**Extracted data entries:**
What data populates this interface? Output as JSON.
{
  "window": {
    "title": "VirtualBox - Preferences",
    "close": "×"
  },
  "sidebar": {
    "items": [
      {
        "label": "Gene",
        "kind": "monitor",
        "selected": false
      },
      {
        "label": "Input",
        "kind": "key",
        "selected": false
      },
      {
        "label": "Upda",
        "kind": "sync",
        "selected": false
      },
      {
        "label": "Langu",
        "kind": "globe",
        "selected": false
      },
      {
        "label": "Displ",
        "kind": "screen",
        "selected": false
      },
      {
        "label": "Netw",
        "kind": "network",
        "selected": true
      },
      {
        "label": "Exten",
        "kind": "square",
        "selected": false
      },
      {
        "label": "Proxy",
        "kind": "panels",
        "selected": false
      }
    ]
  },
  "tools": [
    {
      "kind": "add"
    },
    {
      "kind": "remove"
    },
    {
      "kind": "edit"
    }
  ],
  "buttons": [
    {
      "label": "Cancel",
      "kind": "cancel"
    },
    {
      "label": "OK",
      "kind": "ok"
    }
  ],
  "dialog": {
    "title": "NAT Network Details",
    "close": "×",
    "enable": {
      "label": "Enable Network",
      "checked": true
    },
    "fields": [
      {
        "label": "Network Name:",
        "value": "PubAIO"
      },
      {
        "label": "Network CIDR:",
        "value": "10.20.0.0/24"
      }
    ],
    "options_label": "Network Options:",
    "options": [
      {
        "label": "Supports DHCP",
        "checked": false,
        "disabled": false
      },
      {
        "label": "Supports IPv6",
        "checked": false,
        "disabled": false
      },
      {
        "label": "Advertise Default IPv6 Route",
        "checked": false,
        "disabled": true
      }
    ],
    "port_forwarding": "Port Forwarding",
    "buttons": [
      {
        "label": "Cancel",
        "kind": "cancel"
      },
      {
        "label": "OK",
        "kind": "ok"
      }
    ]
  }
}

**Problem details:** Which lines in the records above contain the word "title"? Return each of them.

**Solved problem:**
    "title": "VirtualBox - Preferences",
    "title": "NAT Network Details",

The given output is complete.